Who were the leaders in the past? Was there any form of justice? There were no band leaders like there are today. Leaders spoke and taught when Anicinabek families gathered in the summer. Some people were highly respected, such as the most skilled hunter, the elders with their wisdom, and some women who sometimes influenced the discussions. The leaders of the community dealt with justice. They decided collectively, with the support of the elders, how the offending person would be punished. There were no judges or courts.

An Anicinabe family sits in the grass near Lac Simon. From left to right: an older man, a younger man (the son) and an older woman. They are wearing long clothes (jackets, shirts, pants, dress) and the woman has a scarf over her hair. The church is behind them. We also see children and a woman. Black and white picture.

Nias Papatie (left) and his family. He was the first chief of Lac Simon until the late 1930s, when families lived scattered along the lake.


The Indian Act created the chief system because the federal government wanted to speak with a single representative. Nias Papatie was the first chief of Lac Simon: he was the one who brought the first families together. It is said that he remained chief until he was over 80 years old! Jean Papatie was the last hereditary chief. He was also the first chief to be elected in 1971 under the Indian Act. Enacted in 1876 and still in places, this infantilizing law regulates a wide range of aspects of their life and structures the organization of their community. In regards to this law, the Anicinabek are considered minors.

Over the years, the Chiefs played an important role in defending the rights of our community, negotiating the relocation of the band up the coast in the 1960s and establishing the school in Lac Simon in the 1970s.


Close-up portrait of a former Lac Simon chief. He is wearing a hat, shirt, tie and jacket. Black and white picture.

Joe Kisik, acting Chief in the late 1950s, early 1960s

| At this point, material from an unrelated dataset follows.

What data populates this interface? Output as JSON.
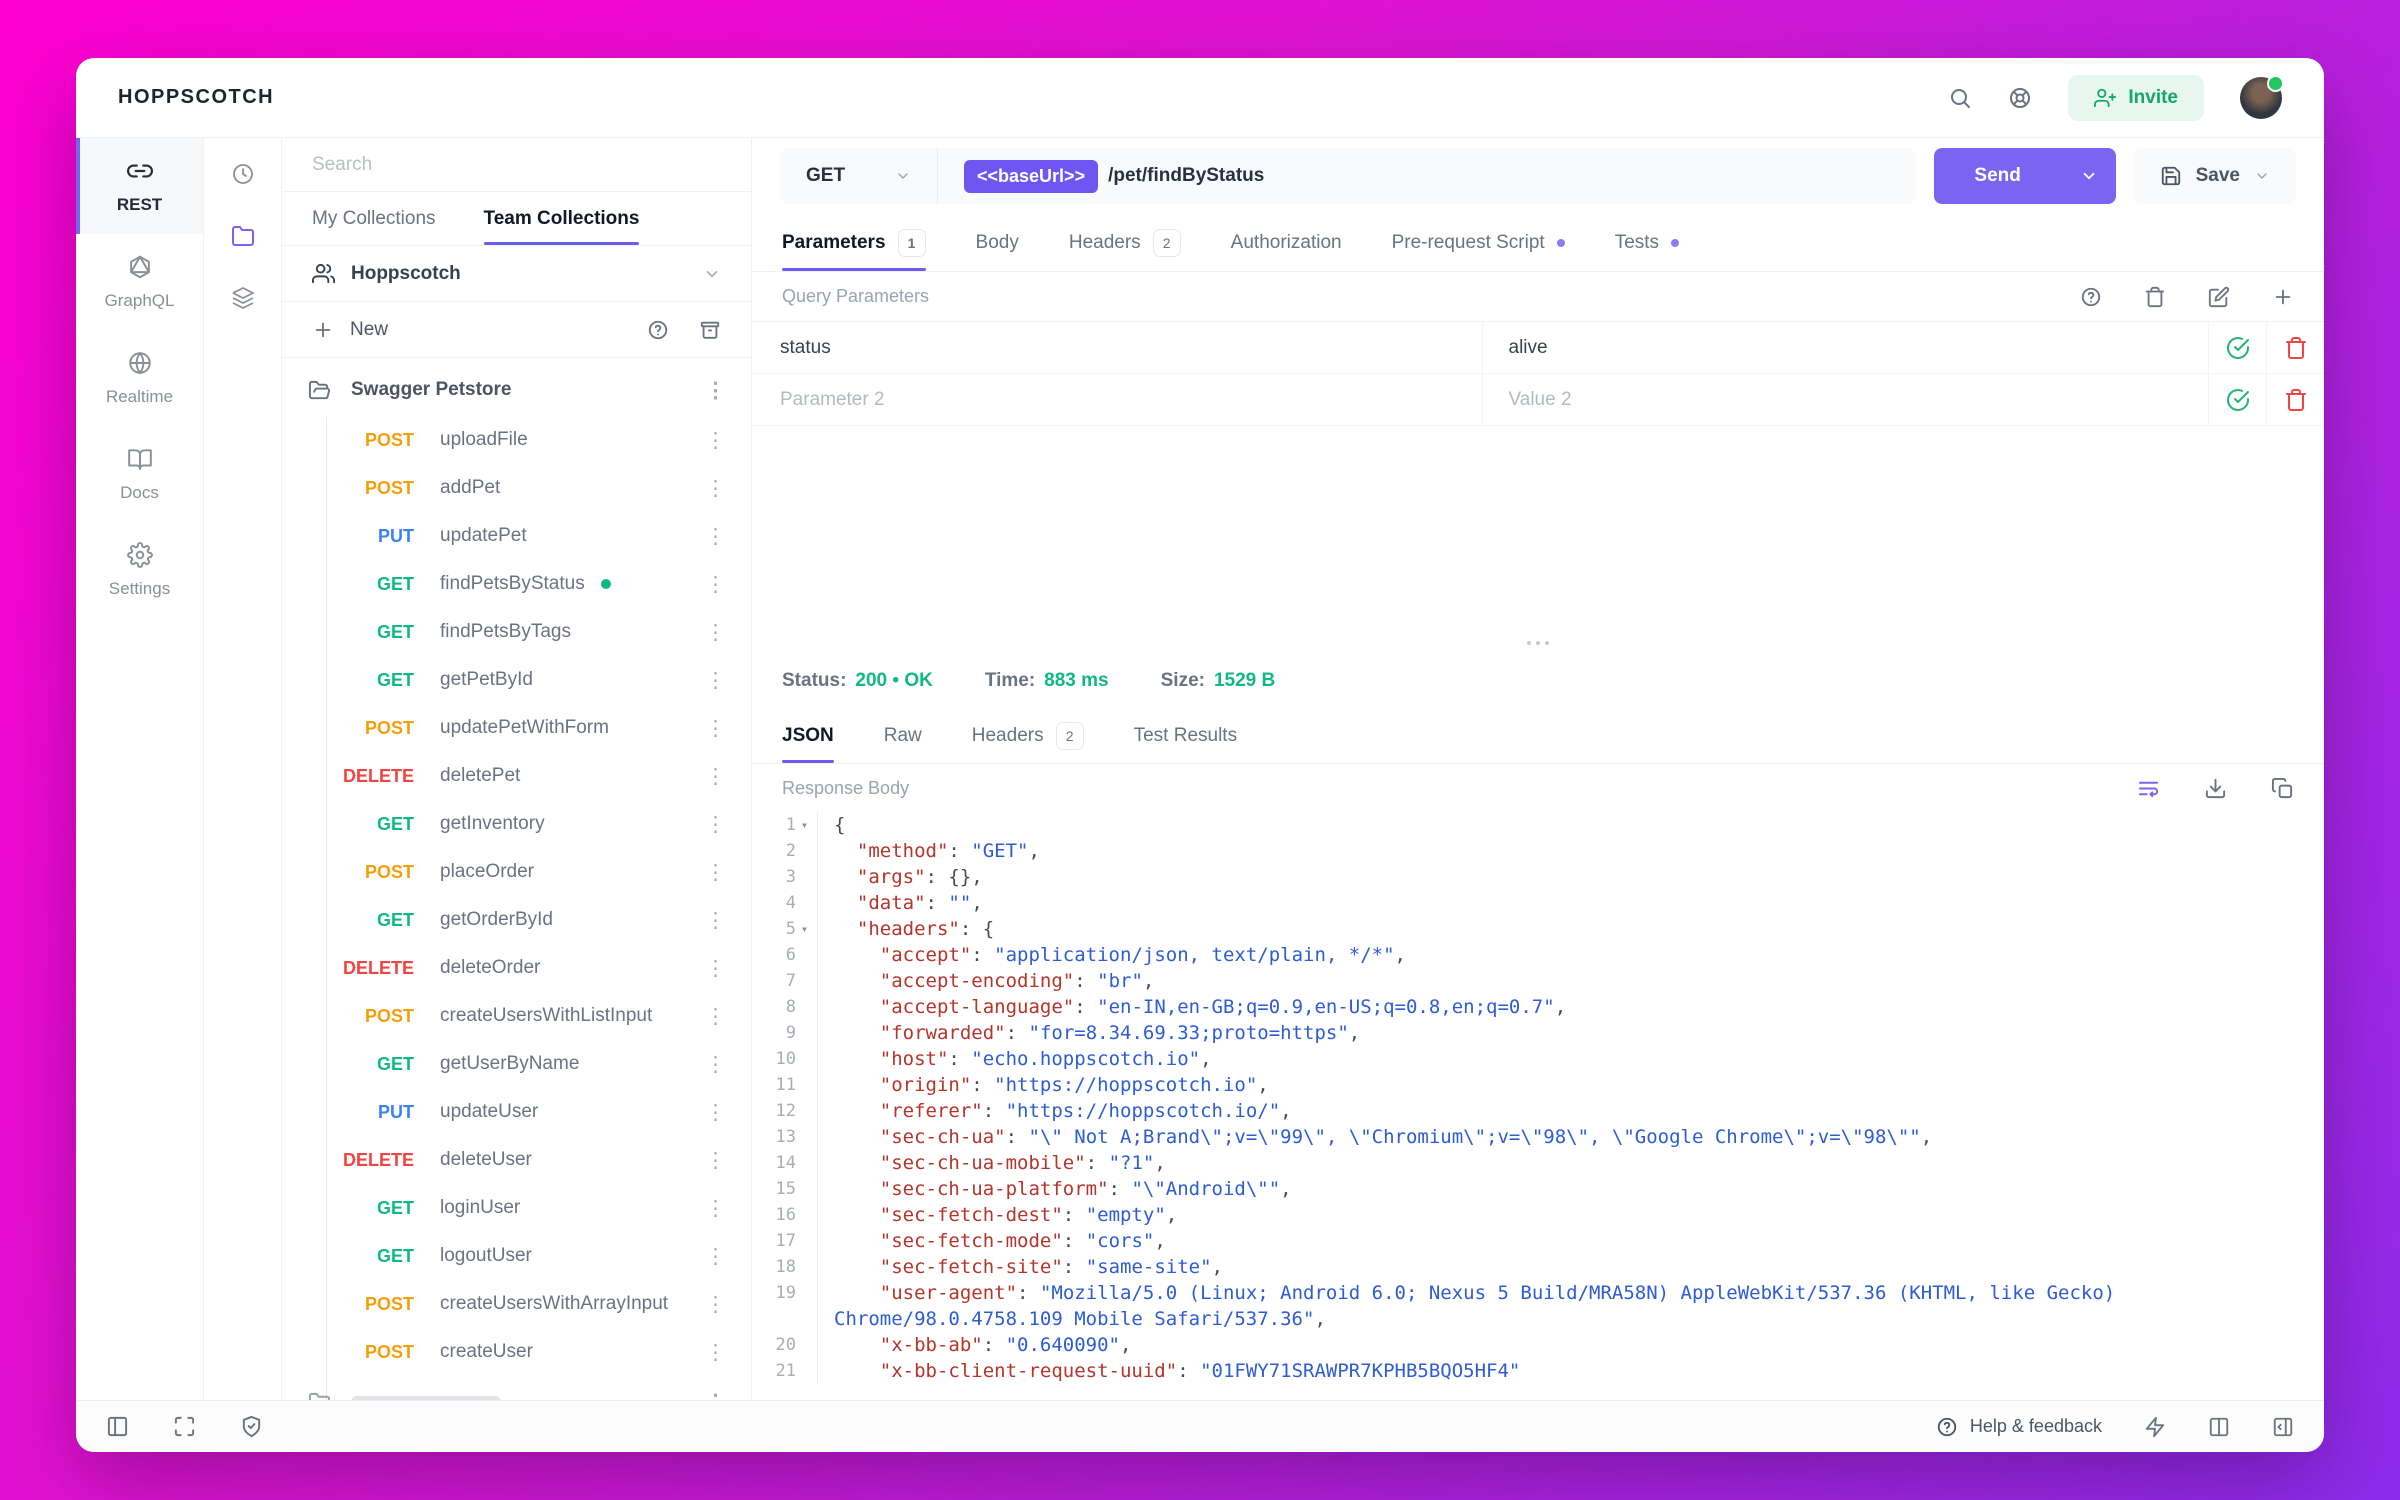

Jean P. tells us that: “Big George” was the chief back then. When the Indian Affairs officials proposed to build apartment blocks on the new site (upper hill), he responded: “When I go to my camp, to my territory, I have my house. My father has his house. My brother has his house. We don’t stay in the same house all the time. Sometimes we have a bit of distance. Sometimes we stand in a different place. That’s what I want to have: a house of my own, another house for other people.”


Portrait of a former chief of Lac Simon. Dressed in a suit and tie, he stands in his kitchen. Picture in color.

Jean Papatie, former chief


Today, the Chief acts as an administrator and politician and represents all community members.